### TASK REQUIREMENTS
Reproduce the lines below exactly, starting at the one containing "Read all visible" and stopping at the final line.

....................

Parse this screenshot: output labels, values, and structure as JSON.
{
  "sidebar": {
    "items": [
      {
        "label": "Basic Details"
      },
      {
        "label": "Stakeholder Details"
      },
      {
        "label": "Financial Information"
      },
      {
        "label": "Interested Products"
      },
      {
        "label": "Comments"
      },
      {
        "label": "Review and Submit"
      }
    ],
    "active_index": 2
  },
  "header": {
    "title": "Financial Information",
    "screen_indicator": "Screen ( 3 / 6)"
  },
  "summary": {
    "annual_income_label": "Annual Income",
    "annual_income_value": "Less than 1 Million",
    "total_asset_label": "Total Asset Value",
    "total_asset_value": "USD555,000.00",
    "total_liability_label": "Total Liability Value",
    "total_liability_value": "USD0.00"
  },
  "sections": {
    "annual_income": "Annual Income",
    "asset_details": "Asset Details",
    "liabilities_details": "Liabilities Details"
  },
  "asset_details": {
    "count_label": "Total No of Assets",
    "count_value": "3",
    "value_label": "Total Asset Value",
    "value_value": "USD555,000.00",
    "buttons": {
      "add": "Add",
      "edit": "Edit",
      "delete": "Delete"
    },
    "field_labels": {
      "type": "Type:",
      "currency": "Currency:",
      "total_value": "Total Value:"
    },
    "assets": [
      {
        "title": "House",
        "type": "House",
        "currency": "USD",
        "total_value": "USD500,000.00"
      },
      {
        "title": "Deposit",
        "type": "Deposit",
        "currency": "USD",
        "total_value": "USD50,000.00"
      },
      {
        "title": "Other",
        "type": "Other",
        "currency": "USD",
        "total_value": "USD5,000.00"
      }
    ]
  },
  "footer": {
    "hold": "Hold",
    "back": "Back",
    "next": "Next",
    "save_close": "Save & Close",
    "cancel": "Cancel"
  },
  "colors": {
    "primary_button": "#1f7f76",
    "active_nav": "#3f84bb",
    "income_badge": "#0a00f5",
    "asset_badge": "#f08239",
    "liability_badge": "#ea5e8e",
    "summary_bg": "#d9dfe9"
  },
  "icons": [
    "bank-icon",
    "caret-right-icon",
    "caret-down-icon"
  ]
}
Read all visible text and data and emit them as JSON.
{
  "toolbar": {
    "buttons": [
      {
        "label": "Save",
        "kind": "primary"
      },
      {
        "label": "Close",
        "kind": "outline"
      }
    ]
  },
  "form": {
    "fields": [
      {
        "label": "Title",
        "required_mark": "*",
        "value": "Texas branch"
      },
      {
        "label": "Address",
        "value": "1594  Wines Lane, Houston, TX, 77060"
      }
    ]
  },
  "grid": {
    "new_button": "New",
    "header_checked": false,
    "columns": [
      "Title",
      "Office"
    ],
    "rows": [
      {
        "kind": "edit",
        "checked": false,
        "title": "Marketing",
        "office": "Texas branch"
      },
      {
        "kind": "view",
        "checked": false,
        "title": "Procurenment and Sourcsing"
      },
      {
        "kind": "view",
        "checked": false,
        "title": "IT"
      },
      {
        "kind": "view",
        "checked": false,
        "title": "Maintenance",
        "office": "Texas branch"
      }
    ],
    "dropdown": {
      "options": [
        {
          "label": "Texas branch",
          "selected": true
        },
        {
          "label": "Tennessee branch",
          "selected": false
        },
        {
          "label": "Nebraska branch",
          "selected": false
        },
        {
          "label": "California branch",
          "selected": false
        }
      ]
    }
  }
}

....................

### YOUR SOLUTION
Read all visible text and data and emit them as JSON.
{
  "toolbar": {
    "buttons": [
      {
        "label": "Save",
        "kind": "primary"
      },
      {
        "label": "Close",
        "kind": "outline"
      }
    ]
  },
  "form": {
    "fields": [
      {
        "label": "Title",
        "required_mark": "*",
        "value": "Texas branch"
      },
      {
        "label": "Address",
        "value": "1594  Wines Lane, Houston, TX, 77060"
      }
    ]
  },
  "grid": {
    "new_button": "New",
    "header_checked": false,
    "columns": [
      "Title",
      "Office"
    ],
    "rows": [
      {
        "kind": "edit",
        "checked": false,
        "title": "Marketing",
        "office": "Texas branch"
      },
      {
        "kind": "view",
        "checked": false,
        "title": "Procurenment and Sourcsing"
      },
      {
        "kind": "view",
        "checked": false,
        "title": "IT"
      },
      {
        "kind": "view",
        "checked": false,
        "title": "Maintenance",
        "office": "Texas branch"
      }
    ],
    "dropdown": {
      "options": [
        {
          "label": "Texas branch",
          "selected": true
        },
        {
          "label": "Tennessee branch",
          "selected": false
        },
        {
          "label": "Nebraska branch",
          "selected": false
        },
        {
          "label": "California branch",
          "selected": false
        }
      ]
    }
  }
}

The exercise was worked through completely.